Addiction is closely linked to obsession. Since obsession results in depression and anxiety due to intrusive thoughts, there’s a higher risk of addiction. Drugs typically appear as a way out for individuals experiencing major depressive disorders. Substances may be effective at temporarily subsiding emotional pain and allowing a feeling of happiness.
People with OCD typically perform compulsive actions because they feel a need for those activities. Individuals taking such actions feel it is essential to control their compulsions. Here are some of the significant types of compulsions:
- Frequent checks: Like obsession, these individuals may constantly perform checks. For example, they may consistently confirm if a door is properly locked several times.
- Washing and cleaning: Individuals with compulsion may wash their hands vigorously till the skin becomes raw.
- Counting: People with counting compulsions (arithmomania) typically count because they think that some numbers have specific importance. These individuals also count because they feel a need to keep tabs on objects around their surroundings.
- Orderliness: This type of compulsion defines an individual that pays extreme attention to order lists, rules, and schedules. These individuals conventionally feel a need for perfectionism, which ultimately interferes with efficiency and completing tasks.
Effects of Compulsions
Like obsessions, the effects of compulsions may include depression and consistent anxiety. These conditions may have significant negative results on an individual’s school, work, or personal relationships with loved ones.6
Addiction vs Compulsion
Compulsions are repetitive actions that individuals take to reduce the anxiety that is linked to obsessions. Addiction may also occur due to the need for suppressing anxiety. Hence, addiction and compulsion are related because they are both for eliminating discomfort.

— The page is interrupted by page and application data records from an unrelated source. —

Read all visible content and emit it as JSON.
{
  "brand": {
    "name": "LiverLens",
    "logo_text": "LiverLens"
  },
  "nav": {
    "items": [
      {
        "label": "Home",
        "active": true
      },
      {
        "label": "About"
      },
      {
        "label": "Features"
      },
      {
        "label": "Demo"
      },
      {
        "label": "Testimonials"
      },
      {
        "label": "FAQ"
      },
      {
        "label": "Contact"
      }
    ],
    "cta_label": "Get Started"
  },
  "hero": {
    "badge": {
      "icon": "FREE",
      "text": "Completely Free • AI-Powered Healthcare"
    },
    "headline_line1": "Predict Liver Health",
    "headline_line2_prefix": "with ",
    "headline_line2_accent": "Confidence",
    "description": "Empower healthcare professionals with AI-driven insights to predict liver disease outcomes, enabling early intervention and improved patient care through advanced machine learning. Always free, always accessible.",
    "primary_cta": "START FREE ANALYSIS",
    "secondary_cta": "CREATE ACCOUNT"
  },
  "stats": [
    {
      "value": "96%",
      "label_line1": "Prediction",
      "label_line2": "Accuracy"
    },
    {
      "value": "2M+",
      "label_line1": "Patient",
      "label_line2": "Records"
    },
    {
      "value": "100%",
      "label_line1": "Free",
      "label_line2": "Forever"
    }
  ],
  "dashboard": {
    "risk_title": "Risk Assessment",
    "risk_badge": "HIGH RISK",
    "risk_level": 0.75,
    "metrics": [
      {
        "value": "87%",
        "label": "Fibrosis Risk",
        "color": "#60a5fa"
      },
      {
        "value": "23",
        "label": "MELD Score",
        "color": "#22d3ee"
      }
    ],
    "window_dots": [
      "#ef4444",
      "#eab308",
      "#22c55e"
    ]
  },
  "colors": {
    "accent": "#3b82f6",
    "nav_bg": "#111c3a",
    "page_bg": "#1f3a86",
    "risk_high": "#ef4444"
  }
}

There’s a strong connection between OCD and drug use disorder or addiction. According to the Journal of Anxiety Disorders, over a quarter of individuals needing OCD care have a substance use disorder. People who first develop symptoms of OCD as young adults tend to develop an addiction.7
How Taking an OCD Test Could Benefit You
In many people, obsessions and compulsions can take different forms due to the variation in severity. It is essential to undergo the necessary test, especially when the symptoms are evident. One of the significant ways in which taking an OCD test can benefit you is by instilling awareness for an immediate OCD treatment. If you ignore the signs and symptoms, they may become more severe.
Treatment for OCD and Addiction
For a proper treatment of OCD and drug addiction after OCD test or diagnosis, here are some reliable techniques:
- Dual Diagnosis: This OCD treatment procedure involves managing both OCD and addiction as co-occurring conditions. A licensed professional may recommend certain medications and building a strong support network.
- Medication: Licensed health professionals may recommend antidepressants in treating OCD and addiction. These drugs balance the neurotransmitters that influence mood and emotions. A significant example of this drug is selective serotonin reuptake inhibitors (SSRIs).8
- Impatient/Outpatient: The impatient recovery is also called residential treatment and it requires the individual to manage himself in a controlled environment. Unlike inpatient treatment, outpatient involves services that individuals receive when they are not in the hospital. Note that the inpatient treatment programs are typically for the most severe OCD cases.
- Relapse Prevention (RP): RP is a type of cognitive-behavioral therapy (CBT) that ensures patients have fewer relapses in the recovery process of OCD and drug addiction. It teaches individuals to anticipate triggering scenarios and the steps to coping with these scenarios.
Obsessive compulsive disorder requires early diagnosis and treatment. With an OCD test, individuals can discover the need for recovery and obtaining substantial relief from the symptoms. Note that it’s essential to follow the doctor’s prescription or treatment technique for OCD and drug addiction. Self-medication is strongly discouraged.